From this point on, the GigE switch behaves as if it were a legacy 10Base-T device. It begins sending NLPs. Both devices detect NLPs and transition from link fail to link UP state. As Hernandez notes, the default condition when a GigE device detects a 10Base-T device is half-duplex. If the 10Base-T device is set to full duplex, it will not work.
In the second situation, we are connecting a 100Base-T device without auto-negotiation to a GigE switch. (See Figure 2.) Again, both devices begin in a link fail state. The switch begins transmitting Fast Link Pulses. At the same time, the device, which knows nothing about FLPs, begins transmitting idle symbols. The GigE switch detects the idle symbols and immediately knows that it is trying to negotiate with a 100-Base-T device. As with the 10Base-T device, only half-duplex is supported when a GigE device is establishing a link with a non auto-negotiation device.
The GigE switch begins sending out idle symbols, both devices then recognize the other, and they change their status from link fail to link UP.
In the final case, both devices are auto-negotiation capable, but there is a speed mismatch. One is a 100Base-T device, and the switch is GigE. Figure 3 shows that the devices begin in link fail. Both of them transmit FLPs. The highest capability of the 100Base-T device is 100Base-T, full duplex. Both devices recognize that this is the fastest, shared capability mode, so the GigE switch configures itself for 100Base-T full-duplex. At that point, the devices change state from link fail to link UP.
When auto-negotiation works, it works well. But, problems can arise when a GigE switch expects a slower device to be in half-duplex mode and it is instead in full duplex. When this happens, links may either become extremely slow, or they may not work at all. It is critical that engineers who maintain professional media networks understand that incorrect duplex configurations in older equipment can cause serious performance problems.
The root of the issue is in the original Ethernet collision and backoff method of sharing a single piece of media. There is no guarantee in Ethernet that two cards will not try to talk at the same time. When they do, both cards detect a collision, stop transmitting and then retry after a random period of time. In a multiplex mis-configuration situation, the card in half-duplex detects a collision and retries. The full-duplex card does not retry, but it does detect that the incoming packet is bad and discards it. So, be sure you configure cards correctly.
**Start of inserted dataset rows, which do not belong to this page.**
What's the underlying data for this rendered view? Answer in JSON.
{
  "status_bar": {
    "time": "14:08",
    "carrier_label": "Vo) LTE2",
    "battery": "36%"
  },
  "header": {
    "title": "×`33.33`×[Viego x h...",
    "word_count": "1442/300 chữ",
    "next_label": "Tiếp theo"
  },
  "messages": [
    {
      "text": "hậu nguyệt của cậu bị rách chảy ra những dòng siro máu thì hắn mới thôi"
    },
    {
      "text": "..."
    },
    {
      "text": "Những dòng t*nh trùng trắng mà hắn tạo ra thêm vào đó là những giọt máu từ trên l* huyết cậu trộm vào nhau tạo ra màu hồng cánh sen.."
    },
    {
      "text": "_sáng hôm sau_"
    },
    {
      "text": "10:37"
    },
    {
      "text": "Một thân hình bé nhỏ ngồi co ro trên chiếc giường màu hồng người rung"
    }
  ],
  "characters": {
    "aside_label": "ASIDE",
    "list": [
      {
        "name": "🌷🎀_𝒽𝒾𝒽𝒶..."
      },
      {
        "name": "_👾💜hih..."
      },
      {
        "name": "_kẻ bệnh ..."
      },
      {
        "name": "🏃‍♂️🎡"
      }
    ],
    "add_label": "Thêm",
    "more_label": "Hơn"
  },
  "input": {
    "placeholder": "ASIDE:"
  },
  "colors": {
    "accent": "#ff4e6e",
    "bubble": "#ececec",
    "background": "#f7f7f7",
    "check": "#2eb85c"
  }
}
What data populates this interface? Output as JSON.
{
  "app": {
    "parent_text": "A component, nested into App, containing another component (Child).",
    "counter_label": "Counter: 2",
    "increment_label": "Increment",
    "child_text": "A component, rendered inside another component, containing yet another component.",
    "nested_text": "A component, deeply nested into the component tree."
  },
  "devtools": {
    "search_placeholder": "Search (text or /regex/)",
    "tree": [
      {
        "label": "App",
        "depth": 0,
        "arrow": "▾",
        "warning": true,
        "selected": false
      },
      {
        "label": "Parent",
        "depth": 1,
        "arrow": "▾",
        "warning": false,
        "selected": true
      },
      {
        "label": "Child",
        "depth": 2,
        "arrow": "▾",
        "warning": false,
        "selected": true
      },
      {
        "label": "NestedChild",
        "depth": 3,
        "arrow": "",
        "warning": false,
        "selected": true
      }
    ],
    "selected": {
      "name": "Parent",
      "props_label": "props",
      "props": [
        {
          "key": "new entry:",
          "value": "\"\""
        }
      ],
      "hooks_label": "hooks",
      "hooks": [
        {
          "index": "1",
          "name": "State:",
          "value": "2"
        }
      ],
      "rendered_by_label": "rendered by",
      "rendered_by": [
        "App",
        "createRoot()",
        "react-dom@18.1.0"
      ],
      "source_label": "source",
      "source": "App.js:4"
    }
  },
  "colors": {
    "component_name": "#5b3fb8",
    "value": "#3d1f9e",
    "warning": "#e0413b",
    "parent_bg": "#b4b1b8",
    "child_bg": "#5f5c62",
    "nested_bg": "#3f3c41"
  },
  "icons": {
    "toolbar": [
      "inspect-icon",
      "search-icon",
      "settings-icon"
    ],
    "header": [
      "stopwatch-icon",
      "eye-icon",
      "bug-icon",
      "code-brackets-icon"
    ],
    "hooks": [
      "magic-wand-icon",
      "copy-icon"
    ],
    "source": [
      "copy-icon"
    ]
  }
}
Looking ahead through the coming months, we will explore additional basic networking concepts.
—Brad Gilmer is executive director of the Video Service Forum, executive director of the Advanced Media Workflow Association and president of Gilmer & Associates.